### Your assignment
Copy out the entries that follow. Leave none out.
··· Input data ···
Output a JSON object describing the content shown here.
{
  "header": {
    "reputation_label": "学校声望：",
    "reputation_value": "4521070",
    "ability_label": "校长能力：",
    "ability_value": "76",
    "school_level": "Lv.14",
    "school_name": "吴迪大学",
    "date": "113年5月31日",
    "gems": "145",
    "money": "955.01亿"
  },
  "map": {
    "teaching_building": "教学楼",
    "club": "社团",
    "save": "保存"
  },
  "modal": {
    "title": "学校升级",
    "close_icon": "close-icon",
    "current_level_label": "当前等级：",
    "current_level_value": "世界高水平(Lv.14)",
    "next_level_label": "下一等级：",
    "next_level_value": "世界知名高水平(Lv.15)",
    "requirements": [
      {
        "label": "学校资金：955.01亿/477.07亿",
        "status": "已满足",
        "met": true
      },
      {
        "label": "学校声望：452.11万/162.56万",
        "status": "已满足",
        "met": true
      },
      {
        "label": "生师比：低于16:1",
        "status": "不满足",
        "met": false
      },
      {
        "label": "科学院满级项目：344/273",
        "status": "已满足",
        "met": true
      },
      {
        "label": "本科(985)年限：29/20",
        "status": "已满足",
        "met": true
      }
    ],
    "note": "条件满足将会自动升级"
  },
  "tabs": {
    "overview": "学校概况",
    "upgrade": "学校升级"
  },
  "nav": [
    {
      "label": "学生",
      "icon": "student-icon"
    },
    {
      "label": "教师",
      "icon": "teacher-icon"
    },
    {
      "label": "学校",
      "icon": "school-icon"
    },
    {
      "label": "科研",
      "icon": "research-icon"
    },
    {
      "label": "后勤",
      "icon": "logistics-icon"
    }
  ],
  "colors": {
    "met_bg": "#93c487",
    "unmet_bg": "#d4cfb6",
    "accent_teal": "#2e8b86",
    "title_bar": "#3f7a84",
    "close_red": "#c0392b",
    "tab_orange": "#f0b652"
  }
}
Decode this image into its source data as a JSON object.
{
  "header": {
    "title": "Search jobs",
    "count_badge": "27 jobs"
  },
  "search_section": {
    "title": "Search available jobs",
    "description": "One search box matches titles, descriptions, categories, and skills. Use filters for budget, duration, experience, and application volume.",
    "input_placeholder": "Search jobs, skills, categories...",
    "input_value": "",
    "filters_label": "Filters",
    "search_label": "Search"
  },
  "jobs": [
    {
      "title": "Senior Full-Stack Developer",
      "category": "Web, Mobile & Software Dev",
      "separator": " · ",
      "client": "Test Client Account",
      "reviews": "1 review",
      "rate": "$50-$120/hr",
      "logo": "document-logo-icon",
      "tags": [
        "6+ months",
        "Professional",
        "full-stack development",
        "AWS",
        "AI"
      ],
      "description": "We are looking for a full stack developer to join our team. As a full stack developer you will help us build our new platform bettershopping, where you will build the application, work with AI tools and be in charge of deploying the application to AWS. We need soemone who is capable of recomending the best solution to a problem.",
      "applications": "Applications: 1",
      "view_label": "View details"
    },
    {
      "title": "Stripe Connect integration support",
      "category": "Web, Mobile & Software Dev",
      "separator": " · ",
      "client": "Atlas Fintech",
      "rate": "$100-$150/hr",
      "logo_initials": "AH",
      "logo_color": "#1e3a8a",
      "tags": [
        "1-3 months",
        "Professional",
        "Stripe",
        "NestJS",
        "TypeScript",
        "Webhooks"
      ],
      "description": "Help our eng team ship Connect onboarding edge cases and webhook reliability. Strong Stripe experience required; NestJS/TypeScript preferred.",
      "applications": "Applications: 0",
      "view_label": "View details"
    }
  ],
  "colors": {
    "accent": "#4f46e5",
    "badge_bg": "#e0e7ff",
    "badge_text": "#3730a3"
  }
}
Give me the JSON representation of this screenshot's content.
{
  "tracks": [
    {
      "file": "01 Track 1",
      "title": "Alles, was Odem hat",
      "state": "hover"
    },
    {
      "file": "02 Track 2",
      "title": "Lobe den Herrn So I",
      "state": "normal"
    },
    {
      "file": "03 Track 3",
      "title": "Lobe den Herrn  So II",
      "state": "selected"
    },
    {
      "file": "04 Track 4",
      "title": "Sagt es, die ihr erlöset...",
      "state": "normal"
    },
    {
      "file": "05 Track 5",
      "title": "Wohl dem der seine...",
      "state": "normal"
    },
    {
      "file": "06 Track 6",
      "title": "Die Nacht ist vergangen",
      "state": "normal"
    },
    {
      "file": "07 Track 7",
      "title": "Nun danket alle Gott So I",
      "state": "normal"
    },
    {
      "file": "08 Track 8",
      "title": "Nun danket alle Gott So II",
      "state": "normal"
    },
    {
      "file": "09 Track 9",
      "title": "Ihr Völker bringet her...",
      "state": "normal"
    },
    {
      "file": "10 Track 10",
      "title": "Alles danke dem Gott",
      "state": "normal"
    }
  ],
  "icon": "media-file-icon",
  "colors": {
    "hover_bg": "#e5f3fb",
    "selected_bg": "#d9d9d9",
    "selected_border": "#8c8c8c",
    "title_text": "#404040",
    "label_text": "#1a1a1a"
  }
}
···
### Answer to the problem
Output a JSON object describing the content shown here.
{
  "header": {
    "reputation_label": "学校声望：",
    "reputation_value": "4521070",
    "ability_label": "校长能力：",
    "ability_value": "76",
    "school_level": "Lv.14",
    "school_name": "吴迪大学",
    "date": "113年5月31日",
    "gems": "145",
    "money": "955.01亿"
  },
  "map": {
    "teaching_building": "教学楼",
    "club": "社团",
    "save": "保存"
  },
  "modal": {
    "title": "学校升级",
    "close_icon": "close-icon",
    "current_level_label": "当前等级：",
    "current_level_value": "世界高水平(Lv.14)",
    "next_level_label": "下一等级：",
    "next_level_value": "世界知名高水平(Lv.15)",
    "requirements": [
      {
        "label": "学校资金：955.01亿/477.07亿",
        "status": "已满足",
        "met": true
      },
      {
        "label": "学校声望：452.11万/162.56万",
        "status": "已满足",
        "met": true
      },
      {
        "label": "生师比：低于16:1",
        "status": "不满足",
        "met": false
      },
      {
        "label": "科学院满级项目：344/273",
        "status": "已满足",
        "met": true
      },
      {
        "label": "本科(985)年限：29/20",
        "status": "已满足",
        "met": true
      }
    ],
    "note": "条件满足将会自动升级"
  },
  "tabs": {
    "overview": "学校概况",
    "upgrade": "学校升级"
  },
  "nav": [
    {
      "label": "学生",
      "icon": "student-icon"
    },
    {
      "label": "教师",
      "icon": "teacher-icon"
    },
    {
      "label": "学校",
      "icon": "school-icon"
    },
    {
      "label": "科研",
      "icon": "research-icon"
    },
    {
      "label": "后勤",
      "icon": "logistics-icon"
    }
  ],
  "colors": {
    "met_bg": "#93c487",
    "unmet_bg": "#d4cfb6",
    "accent_teal": "#2e8b86",
    "title_bar": "#3f7a84",
    "close_red": "#c0392b",
    "tab_orange": "#f0b652"
  }
}
Decode this image into its source data as a JSON object.
{
  "header": {
    "title": "Search jobs",
    "count_badge": "27 jobs"
  },
  "search_section": {
    "title": "Search available jobs",
    "description": "One search box matches titles, descriptions, categories, and skills. Use filters for budget, duration, experience, and application volume.",
    "input_placeholder": "Search jobs, skills, categories...",
    "input_value": "",
    "filters_label": "Filters",
    "search_label": "Search"
  },
  "jobs": [
    {
      "title": "Senior Full-Stack Developer",
      "category": "Web, Mobile & Software Dev",
      "separator": " · ",
      "client": "Test Client Account",
      "reviews": "1 review",
      "rate": "$50-$120/hr",
      "logo": "document-logo-icon",
      "tags": [
        "6+ months",
        "Professional",
        "full-stack development",
        "AWS",
        "AI"
      ],
      "description": "We are looking for a full stack developer to join our team. As a full stack developer you will help us build our new platform bettershopping, where you will build the application, work with AI tools and be in charge of deploying the application to AWS. We need soemone who is capable of recomending the best solution to a problem.",
      "applications": "Applications: 1",
      "view_label": "View details"
    },
    {
      "title": "Stripe Connect integration support",
      "category": "Web, Mobile & Software Dev",
      "separator": " · ",
      "client": "Atlas Fintech",
      "rate": "$100-$150/hr",
      "logo_initials": "AH",
      "logo_color": "#1e3a8a",
      "tags": [
        "1-3 months",
        "Professional",
        "Stripe",
        "NestJS",
        "TypeScript",
        "Webhooks"
      ],
      "description": "Help our eng team ship Connect onboarding edge cases and webhook reliability. Strong Stripe experience required; NestJS/TypeScript preferred.",
      "applications": "Applications: 0",
      "view_label": "View details"
    }
  ],
  "colors": {
    "accent": "#4f46e5",
    "badge_bg": "#e0e7ff",
    "badge_text": "#3730a3"
  }
}
Give me the JSON representation of this screenshot's content.
{
  "tracks": [
    {
      "file": "01 Track 1",
      "title": "Alles, was Odem hat",
      "state": "hover"
    },
    {
      "file": "02 Track 2",
      "title": "Lobe den Herrn So I",
      "state": "normal"
    },
    {
      "file": "03 Track 3",
      "title": "Lobe den Herrn  So II",
      "state": "selected"
    },
    {
      "file": "04 Track 4",
      "title": "Sagt es, die ihr erlöset...",
      "state": "normal"
    },
    {
      "file": "05 Track 5",
      "title": "Wohl dem der seine...",
      "state": "normal"
    },
    {
      "file": "06 Track 6",
      "title": "Die Nacht ist vergangen",
      "state": "normal"
    },
    {
      "file": "07 Track 7",
      "title": "Nun danket alle Gott So I",
      "state": "normal"
    },
    {
      "file": "08 Track 8",
      "title": "Nun danket alle Gott So II",
      "state": "normal"
    },
    {
      "file": "09 Track 9",
      "title": "Ihr Völker bringet her...",
      "state": "normal"
    },
    {
      "file": "10 Track 10",
      "title": "Alles danke dem Gott",
      "state": "normal"
    }
  ],
  "icon": "media-file-icon",
  "colors": {
    "hover_bg": "#e5f3fb",
    "selected_bg": "#d9d9d9",
    "selected_border": "#8c8c8c",
    "title_text": "#404040",
    "label_text": "#1a1a1a"
  }
}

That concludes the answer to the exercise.